On the Road: Choices, choices, choices
The new Passat is available with 3 engines, starting with the 170 hp 2.5 liter 5-cylinder from the Jetta. I sampled this engine with a 6-speed automatic transmission, and aside from an annoying hesitation when pulling away from a stop, it does the job well enough. That said, it doesn't do the job any better than the 4-cylinder engines in its rivals, and its EPA fuel economy aren't as good (22 city/31 highway for the automatic, 21/32 for the 5-speed stick). The fantastic 2.0T from the old Passat is gone, sadly, but the 280 hp 3.6 liter V6 remains; VW has paired it with their 6-speed DSG twin-clutch automatic, which improves fuel economy to 20 MPG city/28 MPG highway.

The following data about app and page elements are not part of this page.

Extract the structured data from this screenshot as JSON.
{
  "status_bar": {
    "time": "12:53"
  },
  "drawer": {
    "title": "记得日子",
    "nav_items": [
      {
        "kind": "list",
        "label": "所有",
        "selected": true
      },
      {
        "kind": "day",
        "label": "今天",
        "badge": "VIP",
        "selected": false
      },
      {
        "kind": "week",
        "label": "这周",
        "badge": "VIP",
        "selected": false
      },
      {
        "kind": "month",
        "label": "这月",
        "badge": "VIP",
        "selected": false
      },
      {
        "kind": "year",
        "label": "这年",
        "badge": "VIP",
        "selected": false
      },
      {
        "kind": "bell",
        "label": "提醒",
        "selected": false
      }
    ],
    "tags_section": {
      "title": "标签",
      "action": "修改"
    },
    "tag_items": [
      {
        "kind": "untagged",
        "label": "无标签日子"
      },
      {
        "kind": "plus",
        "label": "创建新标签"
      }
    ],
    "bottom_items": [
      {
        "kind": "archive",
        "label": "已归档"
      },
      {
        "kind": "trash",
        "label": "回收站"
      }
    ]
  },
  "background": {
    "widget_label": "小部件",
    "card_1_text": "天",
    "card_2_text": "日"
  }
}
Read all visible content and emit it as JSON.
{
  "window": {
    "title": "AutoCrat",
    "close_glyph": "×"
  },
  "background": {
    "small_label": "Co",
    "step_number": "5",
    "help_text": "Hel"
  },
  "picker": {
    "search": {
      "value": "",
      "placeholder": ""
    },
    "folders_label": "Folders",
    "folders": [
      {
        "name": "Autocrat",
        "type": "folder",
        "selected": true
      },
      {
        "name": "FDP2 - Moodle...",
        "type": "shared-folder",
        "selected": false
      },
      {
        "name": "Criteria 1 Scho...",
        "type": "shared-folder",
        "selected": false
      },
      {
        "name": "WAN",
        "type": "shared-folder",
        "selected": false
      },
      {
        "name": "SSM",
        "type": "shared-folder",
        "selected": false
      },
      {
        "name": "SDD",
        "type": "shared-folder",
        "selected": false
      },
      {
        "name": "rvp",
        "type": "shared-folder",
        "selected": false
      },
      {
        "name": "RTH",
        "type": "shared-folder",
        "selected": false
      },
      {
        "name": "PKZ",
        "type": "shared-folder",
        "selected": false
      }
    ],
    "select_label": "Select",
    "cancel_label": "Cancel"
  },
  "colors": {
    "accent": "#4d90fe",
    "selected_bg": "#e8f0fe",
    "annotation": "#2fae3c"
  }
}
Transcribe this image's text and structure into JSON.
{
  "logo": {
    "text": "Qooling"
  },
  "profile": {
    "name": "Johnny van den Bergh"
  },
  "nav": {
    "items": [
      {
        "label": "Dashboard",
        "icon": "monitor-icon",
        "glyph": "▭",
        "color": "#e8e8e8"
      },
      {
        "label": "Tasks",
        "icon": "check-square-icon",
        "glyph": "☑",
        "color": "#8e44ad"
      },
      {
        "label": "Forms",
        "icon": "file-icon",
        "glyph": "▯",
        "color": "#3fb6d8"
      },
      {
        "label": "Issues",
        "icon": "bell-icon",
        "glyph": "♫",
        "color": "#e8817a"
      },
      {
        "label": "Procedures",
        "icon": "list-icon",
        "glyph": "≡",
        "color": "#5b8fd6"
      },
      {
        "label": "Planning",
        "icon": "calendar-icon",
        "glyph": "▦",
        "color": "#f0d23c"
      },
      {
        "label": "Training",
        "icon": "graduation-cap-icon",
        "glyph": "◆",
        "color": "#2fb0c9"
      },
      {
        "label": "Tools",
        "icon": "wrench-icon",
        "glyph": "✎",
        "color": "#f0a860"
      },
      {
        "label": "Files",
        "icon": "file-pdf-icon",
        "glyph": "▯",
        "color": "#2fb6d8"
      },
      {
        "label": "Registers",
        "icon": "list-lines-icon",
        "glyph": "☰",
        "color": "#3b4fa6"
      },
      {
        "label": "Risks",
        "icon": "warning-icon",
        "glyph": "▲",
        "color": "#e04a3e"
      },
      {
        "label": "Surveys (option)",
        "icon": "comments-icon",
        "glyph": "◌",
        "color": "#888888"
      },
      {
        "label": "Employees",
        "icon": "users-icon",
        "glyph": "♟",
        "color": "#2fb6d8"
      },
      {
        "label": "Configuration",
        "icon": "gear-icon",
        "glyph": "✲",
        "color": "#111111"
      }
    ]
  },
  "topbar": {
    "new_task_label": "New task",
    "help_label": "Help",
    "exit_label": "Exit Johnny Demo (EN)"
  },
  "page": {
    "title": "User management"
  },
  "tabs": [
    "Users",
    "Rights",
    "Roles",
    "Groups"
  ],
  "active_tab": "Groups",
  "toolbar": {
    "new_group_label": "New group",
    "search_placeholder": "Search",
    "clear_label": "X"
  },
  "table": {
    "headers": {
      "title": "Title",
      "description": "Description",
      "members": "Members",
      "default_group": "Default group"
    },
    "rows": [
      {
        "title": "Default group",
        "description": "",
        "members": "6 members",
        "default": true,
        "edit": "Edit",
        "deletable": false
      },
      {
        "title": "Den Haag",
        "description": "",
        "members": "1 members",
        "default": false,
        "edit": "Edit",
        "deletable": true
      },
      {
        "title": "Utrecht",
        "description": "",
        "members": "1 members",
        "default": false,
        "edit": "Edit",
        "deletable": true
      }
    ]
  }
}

In my opinion, the engine to have is the 2-liter TDI turbodiesel. Don't be fooled by the 140 hp rating -- the TDI packs 236 lb-ft of torque, which gives it plenty of passing power. EPA estimates are 31 MPG city/43 MPG highway, not as good as its hybrid rivals in town but quite a bit better on the open road. I made a highway run with the cruise set at 68 and averaged an astonishing 47.9 MPG. VW offers the diesel in both SE and SEL trim levels for a $2,300 price premium, and unlike competing hybrids, the diesel can be had with a manual transmission.
Handling is a traditional VW strong suit; I didn't get a chance to press the Passat very hard, but I found reasonably good grip, excellent body-motion control, and tires that howled a warning as the limits of traction approached, all combined with a comfortable and reasonably quiet ride. 5-cylinder Passats get traditional hydraulic power steering, and the feel is quite good; feedback from the electric power steering (EPS) in TDI and V6 cars feels a tad artificial, but notably better than the EPS in the Hyundai Sonata and Kia Optima. Underpinning everything in the Passat is a feel of solidity -- that "Germanness" that other automakers try so hard to imitate.